Part L1A of the Building Regulations
The Standard Assessment Procedure (SAP) is the official English and Welsh system for rating the energy performance of domestic dwellings. The full formal definition of the SAP energy rating is – ‘A number between 1 and 100+ based on the annual space heating, water heating and internal lighting costs per square metre for the property, calculated using standard occupancy and location assumptions and deflated three year average fuel prices’. The SAP energy rating provides the basis for the Energy Performance Certificates (EPCs) required for all new build dwellings at the point of sale, which place the SAP rating on an A-G scale (similar to that used for the energy labels on white goods, such as fridges).
To put the above into more ‘layman-like’ language; The SAP calculates a rating for the annual energy cost for the dwelling in question due to the built structure, it’s heating system, internal lighting and any renewable energy technologies installed. It does not include energy used for cooking and appliances and assumes standard occupancy patterns and a ‘middle of England’ location for calculating the heating requirements over 12 months.
So, if you imagine two identical properties, one built on the south coast of England and the other located on the North Yorkshire Moors, the SAP rating for both properties will be exactly the same, as it would be for any location within the country, as this is the whole point of SAP: to allow for comparison of properties on a national basis, irrespective of location. Other assessment methods are available that overcome this crudeness, but SAP is the minimum legal requirement.
To explain further: The SAP energy rating scale of 1 to 100+ relates to fuel running costs for the dwelling (not carbon emissions), with the higher the number, the lower the costs. The scale is set so that 100 represents zero energy cost, so a number over 100 would indicate that energy is being exported (from a solar PV array, for example). Remember, however, that this only relates to the energy costs included under the SAP requirements and does not include cooking and appliances, so a dwelling with a score of 100 may still have fuel bills to pay! The SAP rating is adjusted for floor area so that it is effectively independent of the size of the dwelling for any particular built form.
How does it work?
SAP calculations for new build properties can be derived from drawings and specifications, rendering a site visit unnecessary.
Key issues to be considered include:
- Insulation – location and type of insulation being used, width/depth
- Heating – primary and secondary systems specified and fuel used, efficiency, emitters and controls
- Design and build factors – use of accredited construction details and attention to thermal bridging
- Legal requirements – minimum specification of dedicated low energy light fittings, air pressure test limits, minimum thermal element U-values and heating system specifications, building not to over-heat in summer

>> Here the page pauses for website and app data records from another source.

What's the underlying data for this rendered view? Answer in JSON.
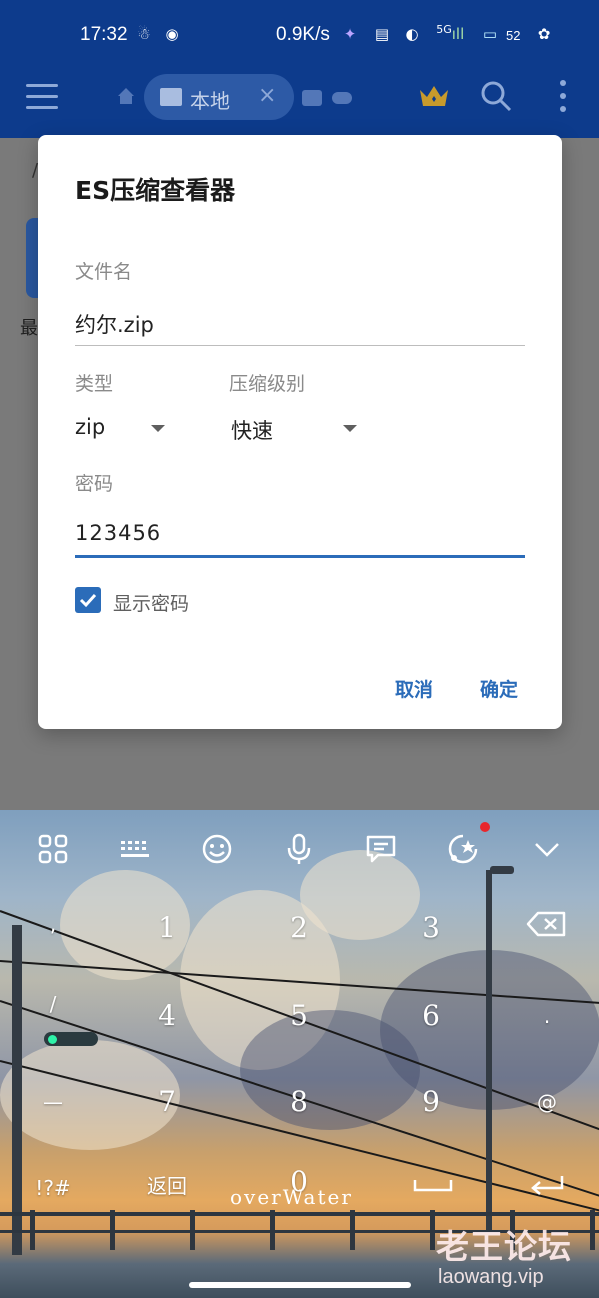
{
  "status_bar": {
    "time": "17:32",
    "net_speed": "0.9K/s",
    "signal": "5G",
    "battery": "52"
  },
  "app_bar": {
    "tab_label": "本地",
    "tab_close": "×"
  },
  "background": {
    "partial_label": "最",
    "breadcrumb_slash": "/"
  },
  "dialog": {
    "title": "ES压缩查看器",
    "filename_label": "文件名",
    "filename_value": "约尔.zip",
    "type_label": "类型",
    "type_value": "zip",
    "level_label": "压缩级别",
    "level_value": "快速",
    "password_label": "密码",
    "password_value": "123456",
    "show_password_label": "显示密码",
    "show_password_checked": true,
    "cancel_label": "取消",
    "ok_label": "确定"
  },
  "keyboard": {
    "keys_col1": [
      ",",
      "/",
      "—",
      "!?#"
    ],
    "digits": [
      "1",
      "2",
      "3",
      "4",
      "5",
      "6",
      "7",
      "8",
      "9",
      "0"
    ],
    "right_col": [
      ".",
      "@"
    ],
    "back_label": "返回",
    "space_brand": "overWater",
    "accent_dot": "#e8262c"
  },
  "watermark": {
    "title": "老王论坛",
    "url": "laowang.vip"
  }
}
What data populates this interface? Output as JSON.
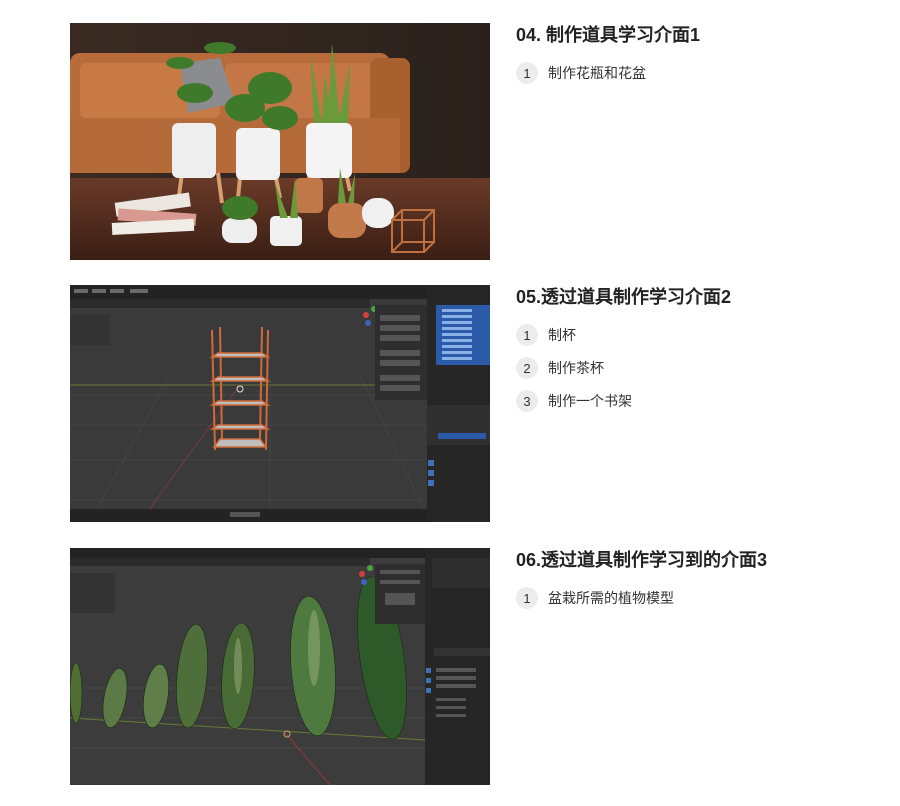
{
  "lessons": [
    {
      "title": "04. 制作道具学习介面1",
      "thumbnail": "rendered-plant-scene",
      "items": [
        {
          "num": "1",
          "label": "制作花瓶和花盆"
        }
      ]
    },
    {
      "title": "05.透过道具制作学习介面2",
      "thumbnail": "blender-shelf-viewport",
      "items": [
        {
          "num": "1",
          "label": "制杯"
        },
        {
          "num": "2",
          "label": "制作茶杯"
        },
        {
          "num": "3",
          "label": "制作一个书架"
        }
      ]
    },
    {
      "title": "06.透过道具制作学习到的介面3",
      "thumbnail": "blender-leaves-viewport",
      "items": [
        {
          "num": "1",
          "label": "盆栽所需的植物模型"
        }
      ]
    }
  ],
  "colors": {
    "blender_bg": "#3a3a3a",
    "blender_panel": "#2b2b2b",
    "blender_select": "#2a5aa8",
    "shelf_orange": "#d06a3a",
    "sofa": "#c87a45"
  }
}
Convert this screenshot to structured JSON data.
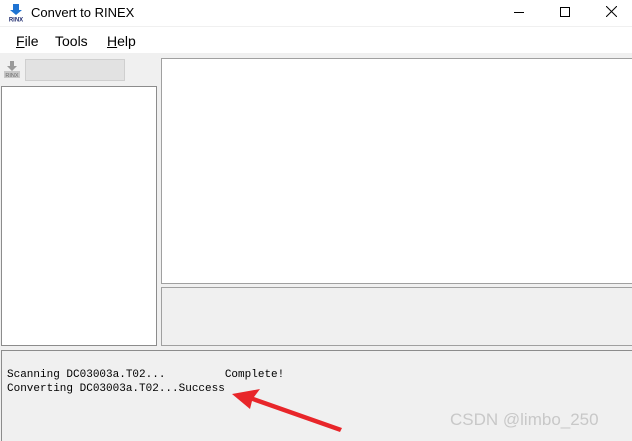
{
  "window": {
    "title": "Convert to RINEX",
    "icon_label": "RINX"
  },
  "menu": [
    {
      "label": "File",
      "mnemonic": "F",
      "rest": "ile"
    },
    {
      "label": "Tools",
      "mnemonic": "",
      "rest": "Tools"
    },
    {
      "label": "Help",
      "mnemonic": "H",
      "rest": "elp"
    }
  ],
  "toolbar": {
    "convert_icon_label": "RINX",
    "field_value": ""
  },
  "log": {
    "lines": [
      "Scanning DC03003a.T02...         Complete!",
      "Converting DC03003a.T02...Success"
    ]
  },
  "watermark": "CSDN @limbo_250",
  "colors": {
    "arrow": "#e8262a",
    "icon_blue": "#1e73d2"
  }
}
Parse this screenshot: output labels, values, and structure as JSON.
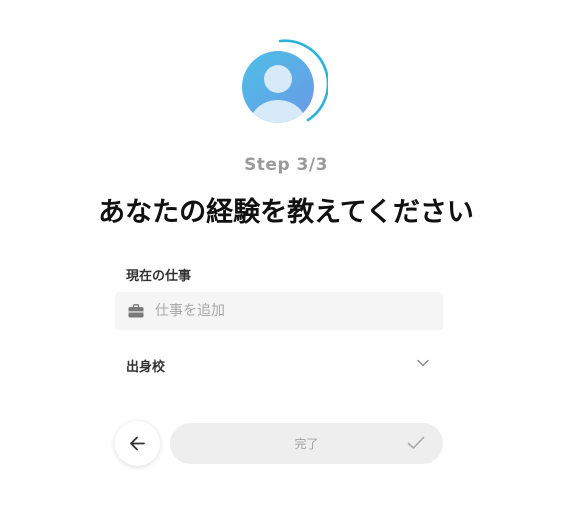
{
  "colors": {
    "accent": "#2bb3d8",
    "avatar_gradient_start": "#4cc0e6",
    "avatar_gradient_end": "#6b9be8",
    "button_disabled_bg": "#eeeeee",
    "input_bg": "#f5f5f5"
  },
  "progress": {
    "current_step": 3,
    "total_steps": 3,
    "step_label": "Step 3/3"
  },
  "header": {
    "title": "あなたの経験を教えてください"
  },
  "form": {
    "job": {
      "label": "現在の仕事",
      "value": "",
      "placeholder": "仕事を追加",
      "icon": "briefcase-icon"
    },
    "school": {
      "label": "出身校",
      "selected": "",
      "icon": "chevron-down-icon"
    }
  },
  "actions": {
    "back_icon": "arrow-left-icon",
    "finish_label": "完了",
    "finish_icon": "check-icon"
  }
}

All of the above key issues, along with additional information, are then entered into a computer programme and an overall Target Emission Rate (TER) for the building is calculated. This is the maximum threshold for carbon emissions relating to SAP relevant annual energy use allowed for the proposed design. A second figure, the Dwelling Emission Rate is also calculated which is the predicted performance of the proposed design. To pass Part L1A of the Building Regulations, this figure needs to be lower than the TER.
SAP/Part L1A Calculations – The Blewburton Partnership approach
The Blewburton Partnership is licensed with NHER to produce SAP reports, Building Control checklists & reports and EPCs for new build dwellings. Prices for individual dwellings start from £80 + vat, depending on complexity.
We recognise that at the early stage of design, not all the information required to assess a dwelling will be available. Nevertheless, as long as the actual dimensions of the building are known, SAP software can be used as a design tool to model a variety of parameters to ascertain the best solution for a particular development. This is particularly relevant when a Code for Sustainable Homes assessment is also required and is strongly recommended.
In all our work, we will offer feedback on potential improvements or concerns we identify. When a design does not comply with Part L1A we seek solutions and make recommendations, such as improvements to U-values through extra insulation or use of alternative products; alterations to boiler specification and heating system control; or the incorporation of renewable/sustainable energy products.